After her death in 1947 Harry Winston purchased the entire McLean collection. After several years of exhibiting The Hope Diamond at various events, Winston donated it to the Smithsonian Institute in Washington, D.C.

For further information about The Hope Diamond the researcher can visit the wonderful website furnished by The Smithsonian Institute. The concise and informative dialogue really provides good statistical and historical information on the diamond.

Koh-i-Noor

The Koh-i-noor diamond is known as "The Mountain of Light." The name was supposedly given to the diamond by Nadir Shah when he sacked Delhi in 1739. Legends abound about this diamond. It is said that the Persian Shah was tipped off by a member of Mohammed Shah's harem about the location of the diamond. Up to that time its hiding place was a closely guarded secret. The lady of the harem claimed that Mohammed Shah carried the treasure in his Turban. The wily Persian leader had a feast where he was going restore Mohammed to his rightful place on the throne. He did so, and then as gesture of eternal friendship suggested that they exchange turbans. Mohammed Shah was not really in any position to say no. Following dinner Nadir went to his room and unwrapped the turban to find the diamond in all its' glory, and he exclaimed, "Koh-i-noor" (Mountain of Light).

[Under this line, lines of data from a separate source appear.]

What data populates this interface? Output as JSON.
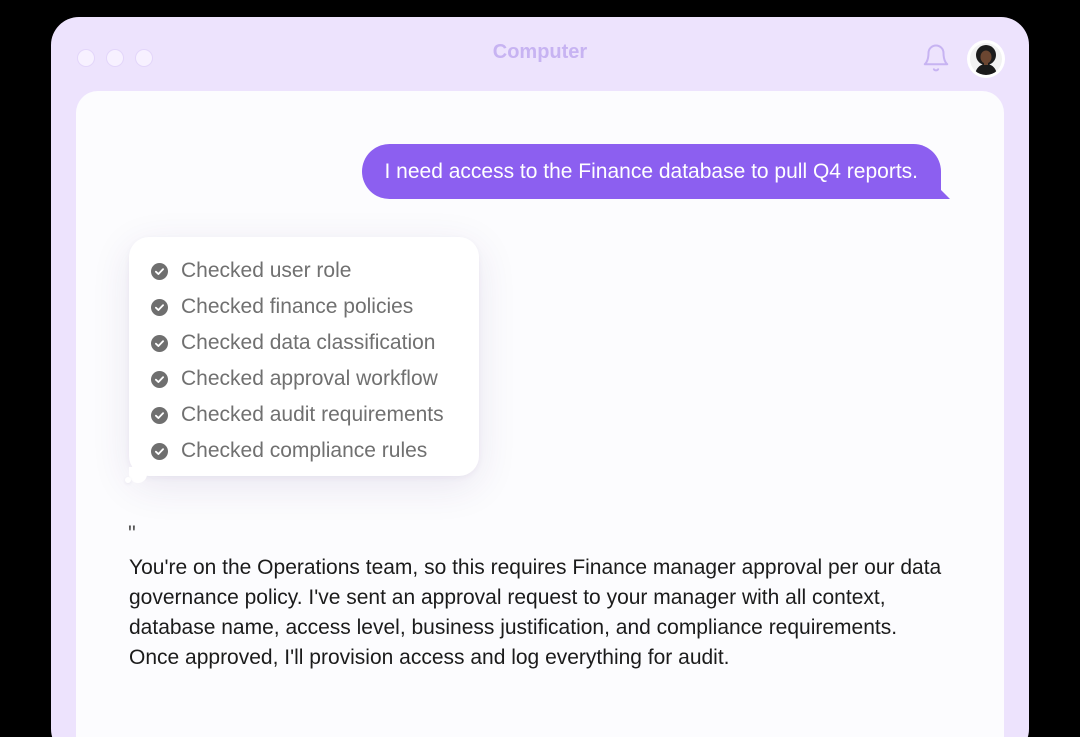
{
  "window": {
    "title": "Computer",
    "icons": [
      "bell-icon",
      "avatar"
    ]
  },
  "chat": {
    "user_message": "I need access to the Finance database to pull Q4 reports.",
    "checks": [
      {
        "label": "Checked user role",
        "icon": "check-circle-icon"
      },
      {
        "label": "Checked finance policies",
        "icon": "check-circle-icon"
      },
      {
        "label": "Checked data classification",
        "icon": "check-circle-icon"
      },
      {
        "label": "Checked approval workflow",
        "icon": "check-circle-icon"
      },
      {
        "label": "Checked audit requirements",
        "icon": "check-circle-icon"
      },
      {
        "label": "Checked compliance rules",
        "icon": "check-circle-icon"
      }
    ],
    "quote_mark": "\"",
    "response_lines": [
      "You're on the Operations team, so this requires Finance manager approval per our data",
      "governance policy. I've sent an approval request to your manager with all context,",
      "database name, access level, business justification, and compliance requirements.",
      "Once approved, I'll provision access and log everything for audit."
    ]
  },
  "colors": {
    "accent": "#8c5ff0",
    "window_bg": "#ede3fd",
    "title_color": "#c7b3f2"
  }
}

Legends follow the life of most famous diamonds. The Koh-i-noor originally belonged to the Sun God, and he gave it to his disciple, Satrajit. Then it was stolen by one of the disciple's relatives, and then a lion killed the thief and took the stone to Lord Krishna who gave it back to the rightful owner. Then as legend will have it, the stone ended back in Krishna's hands when Satrajit gave it as part of his daughter's dowry when she married Krishna, and then he in turn returned it to the Sun God. Somehow it ended up in the hands of Porous of Punjab in 325 B.C.

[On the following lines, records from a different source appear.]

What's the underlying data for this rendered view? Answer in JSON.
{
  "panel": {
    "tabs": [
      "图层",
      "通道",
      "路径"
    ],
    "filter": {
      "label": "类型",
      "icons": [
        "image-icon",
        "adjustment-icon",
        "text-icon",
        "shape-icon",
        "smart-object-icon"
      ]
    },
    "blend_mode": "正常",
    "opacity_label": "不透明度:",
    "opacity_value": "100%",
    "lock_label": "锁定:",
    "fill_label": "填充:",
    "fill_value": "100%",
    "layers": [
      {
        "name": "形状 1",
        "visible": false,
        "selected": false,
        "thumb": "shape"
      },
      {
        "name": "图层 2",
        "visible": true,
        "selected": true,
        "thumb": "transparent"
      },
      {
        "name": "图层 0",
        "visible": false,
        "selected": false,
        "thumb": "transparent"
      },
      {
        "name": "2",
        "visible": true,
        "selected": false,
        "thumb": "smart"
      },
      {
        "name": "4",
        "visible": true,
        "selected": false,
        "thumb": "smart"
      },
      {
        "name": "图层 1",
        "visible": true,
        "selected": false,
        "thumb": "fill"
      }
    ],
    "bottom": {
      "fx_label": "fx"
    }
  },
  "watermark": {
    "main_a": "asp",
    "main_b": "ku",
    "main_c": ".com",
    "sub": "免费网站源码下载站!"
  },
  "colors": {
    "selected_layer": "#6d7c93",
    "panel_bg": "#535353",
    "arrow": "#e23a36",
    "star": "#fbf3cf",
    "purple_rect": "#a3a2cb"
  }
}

Several owners possessed it until the Punjab was taken over by the British. One of the provisions in the Treaty of Lahore said, "The gem called the Koh-i-noor which was taken from Shah Shuja-ul-Mulk by Maharajah Ranjit Singh shall be surrendered by the Maharajah of Lahore to the Queen of England." It was placed under the guardianship of Sir Henry Lawrence the regent at Punjab, his younger brother John Lawrence and C.C. Mausel. They put it aboard the H.M.S. Medea under very tight security. What followed was a legendary trip to London in 1850. The voyage turned out to be a nightmare with an outbreak of cholera, expulsion from the port at Mauritius, and they were plagued with severe storms. They were very relieved when the ship reached Plymouth, England where everything and everyone was unloaded except the diamond. Then under careful watch the Koh-i-noor was sent to Portsmouth to the East India Company and placed in the hands of the Deputy Chairman.

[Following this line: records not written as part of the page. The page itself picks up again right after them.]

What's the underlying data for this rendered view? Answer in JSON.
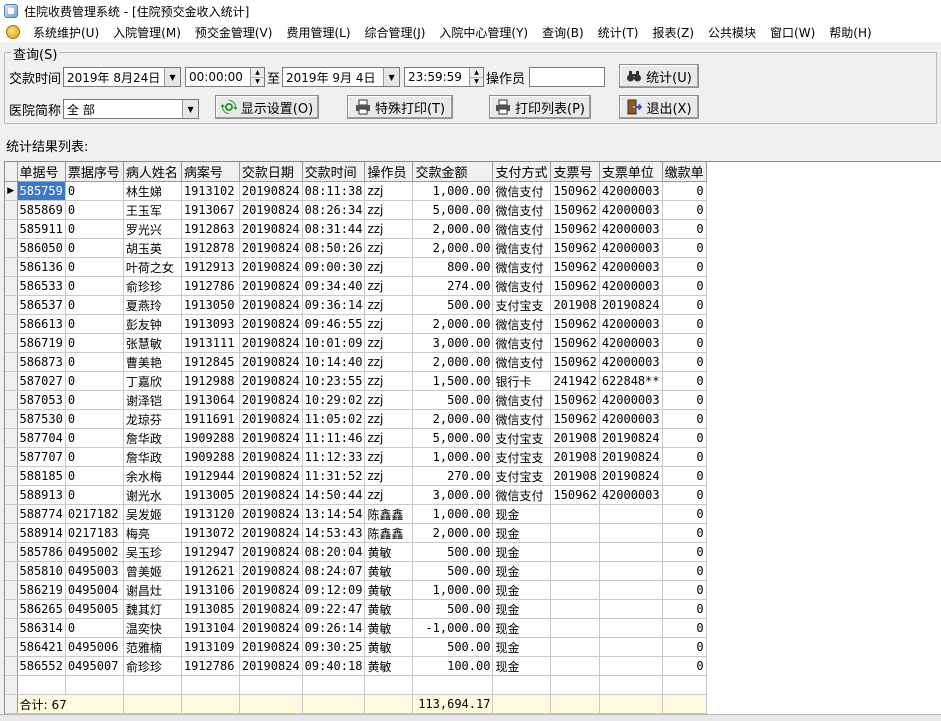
{
  "window": {
    "title": "住院收费管理系统 - [住院预交金收入统计]"
  },
  "menu": [
    "系统维护(U)",
    "入院管理(M)",
    "预交金管理(V)",
    "费用管理(L)",
    "综合管理(J)",
    "入院中心管理(Y)",
    "查询(B)",
    "统计(T)",
    "报表(Z)",
    "公共模块",
    "窗口(W)",
    "帮助(H)"
  ],
  "query": {
    "group_title": "查询(S)",
    "pay_time_label": "交款时间",
    "start_date": "2019年 8月24日",
    "start_time": "00:00:00",
    "to_label": "至",
    "end_date": "2019年 9月 4日",
    "end_time": "23:59:59",
    "operator_label": "操作员",
    "operator_value": "",
    "stats_button": "统计(U)",
    "hospital_label": "医院简称",
    "hospital_value": "全 部",
    "display_settings_button": "显示设置(O)",
    "special_print_button": "特殊打印(T)",
    "print_list_button": "打印列表(P)",
    "exit_button": "退出(X)"
  },
  "results": {
    "title": "统计结果列表:",
    "columns": [
      "单据号",
      "票据序号",
      "病人姓名",
      "病案号",
      "交款日期",
      "交款时间",
      "操作员",
      "交款金额",
      "支付方式",
      "支票号",
      "支票单位",
      "缴款单"
    ],
    "rows": [
      [
        "585759",
        "0",
        "林生娣",
        "1913102",
        "20190824",
        "08:11:38",
        "zzj",
        "1,000.00",
        "微信支付",
        "150962",
        "42000003",
        "0"
      ],
      [
        "585869",
        "0",
        "王玉军",
        "1913067",
        "20190824",
        "08:26:34",
        "zzj",
        "5,000.00",
        "微信支付",
        "150962",
        "42000003",
        "0"
      ],
      [
        "585911",
        "0",
        "罗光兴",
        "1912863",
        "20190824",
        "08:31:44",
        "zzj",
        "2,000.00",
        "微信支付",
        "150962",
        "42000003",
        "0"
      ],
      [
        "586050",
        "0",
        "胡玉英",
        "1912878",
        "20190824",
        "08:50:26",
        "zzj",
        "2,000.00",
        "微信支付",
        "150962",
        "42000003",
        "0"
      ],
      [
        "586136",
        "0",
        "叶荷之女",
        "1912913",
        "20190824",
        "09:00:30",
        "zzj",
        "800.00",
        "微信支付",
        "150962",
        "42000003",
        "0"
      ],
      [
        "586533",
        "0",
        "俞珍珍",
        "1912786",
        "20190824",
        "09:34:40",
        "zzj",
        "274.00",
        "微信支付",
        "150962",
        "42000003",
        "0"
      ],
      [
        "586537",
        "0",
        "夏燕玲",
        "1913050",
        "20190824",
        "09:36:14",
        "zzj",
        "500.00",
        "支付宝支",
        "201908",
        "20190824",
        "0"
      ],
      [
        "586613",
        "0",
        "彭友钟",
        "1913093",
        "20190824",
        "09:46:55",
        "zzj",
        "2,000.00",
        "微信支付",
        "150962",
        "42000003",
        "0"
      ],
      [
        "586719",
        "0",
        "张慧敏",
        "1913111",
        "20190824",
        "10:01:09",
        "zzj",
        "3,000.00",
        "微信支付",
        "150962",
        "42000003",
        "0"
      ],
      [
        "586873",
        "0",
        "曹美艳",
        "1912845",
        "20190824",
        "10:14:40",
        "zzj",
        "2,000.00",
        "微信支付",
        "150962",
        "42000003",
        "0"
      ],
      [
        "587027",
        "0",
        "丁嘉欣",
        "1912988",
        "20190824",
        "10:23:55",
        "zzj",
        "1,500.00",
        "银行卡",
        "241942",
        "622848**",
        "0"
      ],
      [
        "587053",
        "0",
        "谢泽铠",
        "1913064",
        "20190824",
        "10:29:02",
        "zzj",
        "500.00",
        "微信支付",
        "150962",
        "42000003",
        "0"
      ],
      [
        "587530",
        "0",
        "龙琼芬",
        "1911691",
        "20190824",
        "11:05:02",
        "zzj",
        "2,000.00",
        "微信支付",
        "150962",
        "42000003",
        "0"
      ],
      [
        "587704",
        "0",
        "詹华政",
        "1909288",
        "20190824",
        "11:11:46",
        "zzj",
        "5,000.00",
        "支付宝支",
        "201908",
        "20190824",
        "0"
      ],
      [
        "587707",
        "0",
        "詹华政",
        "1909288",
        "20190824",
        "11:12:33",
        "zzj",
        "1,000.00",
        "支付宝支",
        "201908",
        "20190824",
        "0"
      ],
      [
        "588185",
        "0",
        "余水梅",
        "1912944",
        "20190824",
        "11:31:52",
        "zzj",
        "270.00",
        "支付宝支",
        "201908",
        "20190824",
        "0"
      ],
      [
        "588913",
        "0",
        "谢光水",
        "1913005",
        "20190824",
        "14:50:44",
        "zzj",
        "3,000.00",
        "微信支付",
        "150962",
        "42000003",
        "0"
      ],
      [
        "588774",
        "0217182",
        "吴发姬",
        "1913120",
        "20190824",
        "13:14:54",
        "陈鑫鑫",
        "1,000.00",
        "现金",
        "",
        "",
        "0"
      ],
      [
        "588914",
        "0217183",
        "梅亮",
        "1913072",
        "20190824",
        "14:53:43",
        "陈鑫鑫",
        "2,000.00",
        "现金",
        "",
        "",
        "0"
      ],
      [
        "585786",
        "0495002",
        "吴玉珍",
        "1912947",
        "20190824",
        "08:20:04",
        "黄敏",
        "500.00",
        "现金",
        "",
        "",
        "0"
      ],
      [
        "585810",
        "0495003",
        "曾美姬",
        "1912621",
        "20190824",
        "08:24:07",
        "黄敏",
        "500.00",
        "现金",
        "",
        "",
        "0"
      ],
      [
        "586219",
        "0495004",
        "谢昌灶",
        "1913106",
        "20190824",
        "09:12:09",
        "黄敏",
        "1,000.00",
        "现金",
        "",
        "",
        "0"
      ],
      [
        "586265",
        "0495005",
        "魏其灯",
        "1913085",
        "20190824",
        "09:22:47",
        "黄敏",
        "500.00",
        "现金",
        "",
        "",
        "0"
      ],
      [
        "586314",
        "0",
        "温奕快",
        "1913104",
        "20190824",
        "09:26:14",
        "黄敏",
        "-1,000.00",
        "现金",
        "",
        "",
        "0"
      ],
      [
        "586421",
        "0495006",
        "范雅楠",
        "1913109",
        "20190824",
        "09:30:25",
        "黄敏",
        "500.00",
        "现金",
        "",
        "",
        "0"
      ],
      [
        "586552",
        "0495007",
        "俞珍珍",
        "1912786",
        "20190824",
        "09:40:18",
        "黄敏",
        "100.00",
        "现金",
        "",
        "",
        "0"
      ]
    ],
    "total_label": "合计:",
    "total_count": "67",
    "total_amount": "113,694.17"
  },
  "colors": {
    "selection": "#3c78c8",
    "total_row": "#fffbe0"
  }
}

The stone actually needed to be recut before it could be placed in the Queens. crown. Sebastian Garrard provided a workshop where the repair could be done, and further treatment of the stone removed a lot of the yellow colour and produced a more brilliant diamond. In 1853 artisans set it into a tiara for the queen. In 1911 they fashioned another crown for Queen Mary which included the Koh-i-noor, and in 1937 it was transferred into a crown made for Queen Elizabeth (the Queen Mother). Today the crown is housed in the Tower of London along side other artifacts making up the Crown Jewels of England.

There are other famous diamonds. The two diamonds mentioned above are more well-known to the general populace. For the avid researcher Wikipedia, the online encyclopedia has a comprehensive list of famous diamonds. More Famous Diamonds from Wikipedia

Bibliography: (not mentioned above)

Gems: A Lively Guide for the Casual Collector, Daniel J. Dennis Jr., 1999 Harry N. Abrams, Inc., New York, New York

Gemstones: Symbols of Beauty and Power, Eduard Gubelin and Franz-Xaver Erni, Geoscience Press, Tucson, Arizona

Information on the koh-i-noor diamond

Notes on the koh-i-noor diamond


If you are purchasing a diamond, see our Diamond Buying Guide for helpful advice.

Find fashion jewelry and links for more famous gemstones on our Fashion Jewelry page.